#### Your assignment
While reading through the material below, copy each line that holds the word "size".

#### Entries supplied
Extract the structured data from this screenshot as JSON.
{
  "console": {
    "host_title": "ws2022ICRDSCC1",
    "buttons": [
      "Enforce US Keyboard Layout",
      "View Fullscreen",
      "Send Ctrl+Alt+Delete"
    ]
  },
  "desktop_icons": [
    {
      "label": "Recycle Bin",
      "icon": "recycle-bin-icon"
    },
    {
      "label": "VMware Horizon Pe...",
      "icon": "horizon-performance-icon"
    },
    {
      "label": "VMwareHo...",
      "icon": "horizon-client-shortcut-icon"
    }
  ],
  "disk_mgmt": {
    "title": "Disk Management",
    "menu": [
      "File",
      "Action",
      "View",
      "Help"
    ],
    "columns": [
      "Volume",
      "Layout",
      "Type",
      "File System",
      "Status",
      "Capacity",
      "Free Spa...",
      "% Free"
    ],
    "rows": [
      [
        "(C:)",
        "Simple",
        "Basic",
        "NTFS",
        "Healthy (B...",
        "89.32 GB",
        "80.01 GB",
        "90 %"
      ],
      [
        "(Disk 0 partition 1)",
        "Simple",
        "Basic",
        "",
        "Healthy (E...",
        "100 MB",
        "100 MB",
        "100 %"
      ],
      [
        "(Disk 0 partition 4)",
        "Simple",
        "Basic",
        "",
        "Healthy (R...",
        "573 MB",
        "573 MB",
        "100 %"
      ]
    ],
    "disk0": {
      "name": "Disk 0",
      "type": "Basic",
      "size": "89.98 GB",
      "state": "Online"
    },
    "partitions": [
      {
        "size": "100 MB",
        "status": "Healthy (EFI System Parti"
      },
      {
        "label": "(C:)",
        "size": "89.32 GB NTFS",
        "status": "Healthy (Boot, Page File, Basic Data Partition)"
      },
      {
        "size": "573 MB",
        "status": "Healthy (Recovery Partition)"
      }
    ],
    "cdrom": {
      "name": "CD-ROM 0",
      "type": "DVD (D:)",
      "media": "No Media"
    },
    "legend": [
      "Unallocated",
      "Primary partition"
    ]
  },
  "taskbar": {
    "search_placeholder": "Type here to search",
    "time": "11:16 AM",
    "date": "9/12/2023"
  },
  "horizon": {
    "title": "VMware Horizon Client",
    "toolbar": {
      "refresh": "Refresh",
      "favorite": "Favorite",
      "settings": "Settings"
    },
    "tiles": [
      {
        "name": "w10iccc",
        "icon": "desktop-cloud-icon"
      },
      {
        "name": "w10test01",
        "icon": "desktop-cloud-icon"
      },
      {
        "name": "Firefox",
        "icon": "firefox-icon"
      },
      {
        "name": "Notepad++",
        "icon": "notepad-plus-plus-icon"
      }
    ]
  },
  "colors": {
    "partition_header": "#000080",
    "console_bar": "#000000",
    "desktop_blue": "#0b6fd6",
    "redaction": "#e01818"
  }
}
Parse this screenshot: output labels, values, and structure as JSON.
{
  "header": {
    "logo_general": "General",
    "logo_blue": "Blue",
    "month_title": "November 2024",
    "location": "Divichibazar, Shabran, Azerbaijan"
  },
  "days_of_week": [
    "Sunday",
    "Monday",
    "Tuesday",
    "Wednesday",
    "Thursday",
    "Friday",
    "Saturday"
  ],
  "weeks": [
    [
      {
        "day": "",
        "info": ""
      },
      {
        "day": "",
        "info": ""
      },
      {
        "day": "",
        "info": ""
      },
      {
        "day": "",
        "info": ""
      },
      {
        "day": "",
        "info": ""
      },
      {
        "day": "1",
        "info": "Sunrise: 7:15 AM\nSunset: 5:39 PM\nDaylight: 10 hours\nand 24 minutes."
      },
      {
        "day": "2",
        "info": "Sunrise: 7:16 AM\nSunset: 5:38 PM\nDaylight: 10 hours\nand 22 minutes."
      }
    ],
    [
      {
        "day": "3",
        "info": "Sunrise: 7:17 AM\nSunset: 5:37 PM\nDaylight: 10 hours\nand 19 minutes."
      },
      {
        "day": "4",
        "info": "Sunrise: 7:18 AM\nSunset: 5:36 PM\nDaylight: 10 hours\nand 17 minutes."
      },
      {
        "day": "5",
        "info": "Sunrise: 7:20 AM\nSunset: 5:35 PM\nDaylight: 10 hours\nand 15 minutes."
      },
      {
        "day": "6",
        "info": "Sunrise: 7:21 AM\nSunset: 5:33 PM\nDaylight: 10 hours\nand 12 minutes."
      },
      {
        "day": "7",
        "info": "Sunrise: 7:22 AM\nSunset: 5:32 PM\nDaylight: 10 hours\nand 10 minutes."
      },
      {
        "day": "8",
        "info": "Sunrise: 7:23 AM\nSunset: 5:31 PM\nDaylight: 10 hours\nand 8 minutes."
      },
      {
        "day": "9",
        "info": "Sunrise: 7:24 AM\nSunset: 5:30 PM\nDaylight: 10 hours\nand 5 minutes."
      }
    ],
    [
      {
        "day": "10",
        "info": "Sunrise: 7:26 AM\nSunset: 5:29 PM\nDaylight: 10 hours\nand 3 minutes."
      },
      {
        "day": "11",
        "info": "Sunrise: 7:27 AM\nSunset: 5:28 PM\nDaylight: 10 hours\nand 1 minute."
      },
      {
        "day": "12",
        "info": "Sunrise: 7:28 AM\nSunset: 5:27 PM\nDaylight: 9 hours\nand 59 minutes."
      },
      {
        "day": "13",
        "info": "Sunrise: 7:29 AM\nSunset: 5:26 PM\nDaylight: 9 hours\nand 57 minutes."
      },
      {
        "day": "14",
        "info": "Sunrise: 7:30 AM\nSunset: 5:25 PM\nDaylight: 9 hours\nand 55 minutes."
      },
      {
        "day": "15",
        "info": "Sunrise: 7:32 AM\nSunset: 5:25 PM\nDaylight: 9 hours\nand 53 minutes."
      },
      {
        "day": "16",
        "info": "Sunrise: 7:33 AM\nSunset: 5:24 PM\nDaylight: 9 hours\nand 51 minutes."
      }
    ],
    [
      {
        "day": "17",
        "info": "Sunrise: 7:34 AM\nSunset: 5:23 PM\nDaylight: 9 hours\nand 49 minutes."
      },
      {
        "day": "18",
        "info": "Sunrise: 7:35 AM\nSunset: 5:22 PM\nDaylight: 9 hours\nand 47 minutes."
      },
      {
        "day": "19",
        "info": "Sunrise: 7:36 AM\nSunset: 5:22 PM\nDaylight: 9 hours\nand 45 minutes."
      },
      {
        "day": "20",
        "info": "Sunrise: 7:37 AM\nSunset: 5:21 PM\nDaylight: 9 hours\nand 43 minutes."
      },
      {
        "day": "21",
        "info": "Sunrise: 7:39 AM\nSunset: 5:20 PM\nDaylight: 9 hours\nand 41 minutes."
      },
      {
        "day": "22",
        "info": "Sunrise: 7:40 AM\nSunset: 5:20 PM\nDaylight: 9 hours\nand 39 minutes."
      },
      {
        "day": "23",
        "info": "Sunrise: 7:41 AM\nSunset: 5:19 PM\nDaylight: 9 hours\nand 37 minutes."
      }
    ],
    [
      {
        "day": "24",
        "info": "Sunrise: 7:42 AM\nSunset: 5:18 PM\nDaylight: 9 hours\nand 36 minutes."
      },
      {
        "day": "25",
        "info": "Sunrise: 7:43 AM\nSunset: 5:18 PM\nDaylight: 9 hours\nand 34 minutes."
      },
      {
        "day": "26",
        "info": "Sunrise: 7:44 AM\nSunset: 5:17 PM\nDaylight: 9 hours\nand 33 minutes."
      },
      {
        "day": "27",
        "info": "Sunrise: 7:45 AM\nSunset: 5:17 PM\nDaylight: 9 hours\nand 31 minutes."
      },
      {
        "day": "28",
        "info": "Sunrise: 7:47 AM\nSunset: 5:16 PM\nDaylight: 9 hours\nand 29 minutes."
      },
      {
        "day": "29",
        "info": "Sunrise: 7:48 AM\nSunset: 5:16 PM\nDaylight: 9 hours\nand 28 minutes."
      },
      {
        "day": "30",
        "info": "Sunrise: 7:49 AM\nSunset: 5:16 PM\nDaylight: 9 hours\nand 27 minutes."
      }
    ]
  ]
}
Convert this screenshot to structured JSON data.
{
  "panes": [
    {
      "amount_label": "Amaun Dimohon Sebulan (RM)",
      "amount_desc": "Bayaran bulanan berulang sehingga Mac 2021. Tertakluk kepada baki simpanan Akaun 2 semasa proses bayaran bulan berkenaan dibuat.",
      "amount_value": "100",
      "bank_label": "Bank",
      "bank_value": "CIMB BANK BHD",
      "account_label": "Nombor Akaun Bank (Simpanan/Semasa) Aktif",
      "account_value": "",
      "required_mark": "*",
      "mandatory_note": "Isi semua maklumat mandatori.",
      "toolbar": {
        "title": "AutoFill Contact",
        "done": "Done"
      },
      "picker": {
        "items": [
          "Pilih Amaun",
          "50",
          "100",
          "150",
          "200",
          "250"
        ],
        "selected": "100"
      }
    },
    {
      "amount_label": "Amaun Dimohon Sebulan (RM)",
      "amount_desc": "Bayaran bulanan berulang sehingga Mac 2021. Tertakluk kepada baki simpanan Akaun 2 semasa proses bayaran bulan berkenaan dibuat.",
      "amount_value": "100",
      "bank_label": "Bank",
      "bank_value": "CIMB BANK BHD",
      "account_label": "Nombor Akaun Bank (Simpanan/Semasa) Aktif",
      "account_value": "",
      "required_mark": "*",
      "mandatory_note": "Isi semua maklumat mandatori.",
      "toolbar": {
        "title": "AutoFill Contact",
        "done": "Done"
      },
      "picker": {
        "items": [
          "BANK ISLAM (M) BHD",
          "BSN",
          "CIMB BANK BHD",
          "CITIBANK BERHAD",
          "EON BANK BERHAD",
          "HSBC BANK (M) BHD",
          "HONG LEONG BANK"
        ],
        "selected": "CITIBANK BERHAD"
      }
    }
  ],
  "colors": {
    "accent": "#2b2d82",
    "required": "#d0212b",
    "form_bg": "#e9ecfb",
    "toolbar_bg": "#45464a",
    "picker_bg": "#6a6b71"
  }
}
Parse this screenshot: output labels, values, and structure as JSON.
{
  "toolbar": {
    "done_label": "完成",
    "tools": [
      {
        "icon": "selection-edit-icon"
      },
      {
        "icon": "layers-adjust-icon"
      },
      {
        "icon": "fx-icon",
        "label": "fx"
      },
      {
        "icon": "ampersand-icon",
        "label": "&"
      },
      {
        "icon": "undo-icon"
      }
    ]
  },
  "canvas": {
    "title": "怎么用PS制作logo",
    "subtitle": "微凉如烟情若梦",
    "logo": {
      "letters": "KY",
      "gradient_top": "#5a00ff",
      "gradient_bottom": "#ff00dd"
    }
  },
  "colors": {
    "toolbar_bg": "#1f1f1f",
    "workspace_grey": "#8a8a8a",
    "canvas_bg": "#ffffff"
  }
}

#### Answer space
      "size": "89.98 GB",
        "size": "100 MB",
        "size": "89.32 GB NTFS",
        "size": "573 MB",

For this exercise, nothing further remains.